The murder of Ashling Murphy
Popular anger, but has Irish feminism lost its voice?
21 January 2022
People leave messages of condolences on a board at a vigil for Ashling Murphy
at Tullamore Town Park.
The size and number of the spontaneous mobilisations around the murder of Ashling Murphy, the depth of feeling displayed, indicate the anger at the continuation of misogyny and violence against women across the majority of the Irish population.
However to achieve change spontaneity must be linked to a common understanding of the problem and to political demands that point to a solution. Despite the widespread anger, to a large extent Irish feminism appears to have lost its voice.
A number of opinion pieces suggested that the majority of men shouldn't be blamed, but the subtext is that men are the problem. Laws should be toughened up and the education of boys needs to be changed. Some representatives of women's groups were so vague that normally compliant RTE reporters pressed them to say more than "sea change" and "government action".
Some left groups organised demonstrations but really their demands and outlook were very similar to those of the establishment groups. This is very dangerous, because in the absence of a radical left voice there are other voices on the right who, for example, can use the arrest of a man from Eastern Europe to whip up a racist hysteria.
The mainstream view was presented by Orla O’Connor, director of the National Women’s Council, who called for:
“one Government department and one Minister.
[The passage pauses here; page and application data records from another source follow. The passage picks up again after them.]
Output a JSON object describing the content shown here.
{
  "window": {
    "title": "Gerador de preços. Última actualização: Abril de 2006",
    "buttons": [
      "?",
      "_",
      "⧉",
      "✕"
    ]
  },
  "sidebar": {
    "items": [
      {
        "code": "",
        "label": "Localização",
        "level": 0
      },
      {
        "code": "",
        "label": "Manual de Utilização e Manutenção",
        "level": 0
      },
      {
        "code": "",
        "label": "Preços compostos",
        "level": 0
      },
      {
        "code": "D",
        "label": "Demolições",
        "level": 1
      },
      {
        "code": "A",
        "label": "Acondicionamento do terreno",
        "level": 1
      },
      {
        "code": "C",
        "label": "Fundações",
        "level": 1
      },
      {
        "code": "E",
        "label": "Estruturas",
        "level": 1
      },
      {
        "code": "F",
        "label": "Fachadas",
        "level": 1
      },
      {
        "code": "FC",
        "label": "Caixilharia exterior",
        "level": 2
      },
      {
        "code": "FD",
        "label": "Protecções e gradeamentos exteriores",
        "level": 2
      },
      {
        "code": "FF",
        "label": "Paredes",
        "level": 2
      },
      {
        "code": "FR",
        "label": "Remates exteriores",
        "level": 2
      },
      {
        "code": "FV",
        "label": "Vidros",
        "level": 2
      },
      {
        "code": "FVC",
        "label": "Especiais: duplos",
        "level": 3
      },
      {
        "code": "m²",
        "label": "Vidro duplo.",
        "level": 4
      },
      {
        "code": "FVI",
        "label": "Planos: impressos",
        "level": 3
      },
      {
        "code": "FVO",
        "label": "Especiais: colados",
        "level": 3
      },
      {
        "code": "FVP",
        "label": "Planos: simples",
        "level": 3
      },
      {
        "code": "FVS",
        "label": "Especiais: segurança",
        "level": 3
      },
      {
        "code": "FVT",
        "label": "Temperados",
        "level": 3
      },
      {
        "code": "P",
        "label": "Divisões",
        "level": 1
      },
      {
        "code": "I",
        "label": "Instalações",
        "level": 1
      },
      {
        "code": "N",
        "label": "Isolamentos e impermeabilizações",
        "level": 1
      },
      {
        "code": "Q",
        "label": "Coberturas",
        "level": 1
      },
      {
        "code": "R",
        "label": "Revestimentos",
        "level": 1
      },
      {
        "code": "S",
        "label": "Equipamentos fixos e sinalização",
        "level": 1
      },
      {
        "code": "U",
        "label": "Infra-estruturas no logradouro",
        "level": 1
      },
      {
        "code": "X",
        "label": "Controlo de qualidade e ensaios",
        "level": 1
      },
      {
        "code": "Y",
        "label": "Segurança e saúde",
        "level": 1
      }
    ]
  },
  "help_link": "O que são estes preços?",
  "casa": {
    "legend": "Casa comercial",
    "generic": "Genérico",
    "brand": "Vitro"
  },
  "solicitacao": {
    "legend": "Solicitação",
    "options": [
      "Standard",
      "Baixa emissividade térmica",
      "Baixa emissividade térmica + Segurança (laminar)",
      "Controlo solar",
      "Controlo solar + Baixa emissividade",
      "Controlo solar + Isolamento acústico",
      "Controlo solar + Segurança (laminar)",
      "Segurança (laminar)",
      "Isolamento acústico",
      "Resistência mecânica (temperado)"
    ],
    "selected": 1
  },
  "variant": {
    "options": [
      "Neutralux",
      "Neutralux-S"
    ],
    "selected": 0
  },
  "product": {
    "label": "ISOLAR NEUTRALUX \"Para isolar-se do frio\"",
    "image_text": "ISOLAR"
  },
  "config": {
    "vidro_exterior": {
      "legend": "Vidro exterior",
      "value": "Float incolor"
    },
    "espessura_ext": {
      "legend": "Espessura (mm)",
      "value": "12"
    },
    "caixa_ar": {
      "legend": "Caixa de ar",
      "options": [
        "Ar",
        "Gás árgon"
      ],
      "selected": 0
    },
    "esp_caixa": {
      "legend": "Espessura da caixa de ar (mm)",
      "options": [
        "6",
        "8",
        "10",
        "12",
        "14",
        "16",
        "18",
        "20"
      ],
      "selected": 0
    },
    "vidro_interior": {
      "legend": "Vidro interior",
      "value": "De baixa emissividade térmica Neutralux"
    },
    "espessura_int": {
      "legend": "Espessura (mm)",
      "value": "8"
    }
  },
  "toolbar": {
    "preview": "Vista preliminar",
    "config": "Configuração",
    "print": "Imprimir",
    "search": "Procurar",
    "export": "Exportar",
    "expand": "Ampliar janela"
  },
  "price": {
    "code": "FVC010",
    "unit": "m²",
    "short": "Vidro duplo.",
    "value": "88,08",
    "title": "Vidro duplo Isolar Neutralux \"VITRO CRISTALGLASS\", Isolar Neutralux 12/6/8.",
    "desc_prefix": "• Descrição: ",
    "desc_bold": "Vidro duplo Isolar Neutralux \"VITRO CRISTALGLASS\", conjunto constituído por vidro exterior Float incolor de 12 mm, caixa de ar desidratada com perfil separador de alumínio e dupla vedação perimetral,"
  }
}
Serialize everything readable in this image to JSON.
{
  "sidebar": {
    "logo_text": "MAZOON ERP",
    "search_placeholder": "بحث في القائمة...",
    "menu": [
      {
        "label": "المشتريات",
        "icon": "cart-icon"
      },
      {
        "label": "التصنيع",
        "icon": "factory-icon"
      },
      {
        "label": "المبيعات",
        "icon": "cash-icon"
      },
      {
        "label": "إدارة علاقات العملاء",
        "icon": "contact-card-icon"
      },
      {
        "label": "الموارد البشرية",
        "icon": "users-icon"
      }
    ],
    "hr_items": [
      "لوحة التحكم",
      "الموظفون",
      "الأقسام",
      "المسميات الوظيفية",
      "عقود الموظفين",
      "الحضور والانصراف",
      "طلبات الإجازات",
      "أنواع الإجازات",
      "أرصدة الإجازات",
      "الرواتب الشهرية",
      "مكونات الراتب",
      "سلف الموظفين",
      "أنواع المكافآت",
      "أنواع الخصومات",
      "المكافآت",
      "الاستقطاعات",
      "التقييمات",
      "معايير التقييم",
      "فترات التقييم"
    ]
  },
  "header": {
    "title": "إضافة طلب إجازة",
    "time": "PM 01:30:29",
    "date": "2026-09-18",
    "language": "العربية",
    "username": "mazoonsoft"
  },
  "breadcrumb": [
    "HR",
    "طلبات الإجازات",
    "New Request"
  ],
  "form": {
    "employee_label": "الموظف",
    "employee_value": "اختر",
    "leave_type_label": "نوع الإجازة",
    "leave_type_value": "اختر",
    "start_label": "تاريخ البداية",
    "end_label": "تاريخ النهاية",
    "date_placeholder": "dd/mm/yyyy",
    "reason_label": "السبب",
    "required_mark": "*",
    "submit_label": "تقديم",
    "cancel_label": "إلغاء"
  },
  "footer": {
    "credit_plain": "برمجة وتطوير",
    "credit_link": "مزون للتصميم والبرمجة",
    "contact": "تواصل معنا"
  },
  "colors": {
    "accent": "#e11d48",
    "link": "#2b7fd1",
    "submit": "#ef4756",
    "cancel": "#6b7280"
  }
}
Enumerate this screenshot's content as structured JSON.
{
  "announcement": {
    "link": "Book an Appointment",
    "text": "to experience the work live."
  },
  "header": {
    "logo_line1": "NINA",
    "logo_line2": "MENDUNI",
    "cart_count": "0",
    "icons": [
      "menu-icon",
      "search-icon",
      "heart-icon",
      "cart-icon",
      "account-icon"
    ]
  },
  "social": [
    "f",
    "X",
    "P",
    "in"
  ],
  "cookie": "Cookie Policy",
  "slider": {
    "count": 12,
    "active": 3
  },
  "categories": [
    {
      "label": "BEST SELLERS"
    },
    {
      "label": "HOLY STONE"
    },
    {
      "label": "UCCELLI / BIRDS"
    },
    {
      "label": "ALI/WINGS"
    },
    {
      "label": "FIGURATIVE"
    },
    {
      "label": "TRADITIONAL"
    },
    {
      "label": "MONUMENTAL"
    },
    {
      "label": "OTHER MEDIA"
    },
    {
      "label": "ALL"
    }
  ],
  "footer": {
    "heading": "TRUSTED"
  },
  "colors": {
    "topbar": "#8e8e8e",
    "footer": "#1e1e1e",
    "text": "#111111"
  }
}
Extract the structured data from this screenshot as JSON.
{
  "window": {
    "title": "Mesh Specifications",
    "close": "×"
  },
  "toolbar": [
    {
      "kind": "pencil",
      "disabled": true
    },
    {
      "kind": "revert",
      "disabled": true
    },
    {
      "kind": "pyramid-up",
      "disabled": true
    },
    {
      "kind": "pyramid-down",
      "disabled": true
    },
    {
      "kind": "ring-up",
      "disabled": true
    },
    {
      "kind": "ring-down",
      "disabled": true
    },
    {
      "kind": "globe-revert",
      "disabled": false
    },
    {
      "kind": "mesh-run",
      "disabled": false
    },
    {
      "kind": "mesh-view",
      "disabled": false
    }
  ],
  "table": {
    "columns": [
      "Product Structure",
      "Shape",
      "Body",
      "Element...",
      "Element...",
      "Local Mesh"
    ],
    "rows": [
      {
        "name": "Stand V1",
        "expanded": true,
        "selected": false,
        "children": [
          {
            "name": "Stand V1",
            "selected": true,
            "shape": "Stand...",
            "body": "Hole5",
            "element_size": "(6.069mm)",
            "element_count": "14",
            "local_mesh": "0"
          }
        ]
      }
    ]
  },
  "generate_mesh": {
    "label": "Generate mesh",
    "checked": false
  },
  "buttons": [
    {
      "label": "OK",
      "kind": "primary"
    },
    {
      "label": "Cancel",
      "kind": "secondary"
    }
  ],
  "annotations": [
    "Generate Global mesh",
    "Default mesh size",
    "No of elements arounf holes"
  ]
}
We would like to see it assigned to the Department of Justice with a very clear remit, because at the moment there is no clear line of responsibility, it’s split in too many different places and things fall through the cracks.”
O’Connor's comments have a material base. They were included in a government statement about a new strategy on domestic, sexual and gender-based violence and are the result of ongoing negotiations involving the NGOs, political parties and trade unions. Just how effective this will be is open to question when we consider that the new strategy launch will be the third initiative since 2010.
So the response of a system resting on social partnership is based on tweaks to the law, education and new procedures and regulations.
Action in defence of women is seen as arising from cooperation with or lobbying of the great and good. Obviously criticism of government has to be toned down, so a more neutral ideology of patriarchy focuses on men rather the savage class society in which sexual violence is situated.
One other element of the partnership culture was a constant reference to gender based violence rather than violence against women. This obscures the reality that it is biological sex that is at the root of misogyny. The NGOs are so wedded to this narrative that the vast majority of organisations in 2021 called for the outlawing of gender critical groups.
There has been little discussion of the roots of misogyny and femicide or of the Irish context. Yet Ireland has a long history of women's oppression which persists to this day.
The material base of misogyny in Ireland, over and above the inbuilt misogyny of capitalism,is its status as a semi-colony and the role of the ruling class in defending imperialism. The main instrument of enforcement has been the Catholic Church and the remains of industrial schools, Magdalene Laundries and babies stuffed into cesspits are everywhere. Even today the government has failed to punish Church authorities or compensate victims and are forcing through the transfer of the national maternity hospital to a private firm linked to the Church.
And yet there is a long tradition in Ireland of radical socialist feminism that does not separate the oppression of women from all the other elements of violence and oppression, but links them all in the context of a fundamental struggle between workers and capitalists. This immediately makes possible a unity of women and men and all the oppressed in a battle for revolutionary change.
If Irish women embrace this path they will find their voice, and it will be a roar!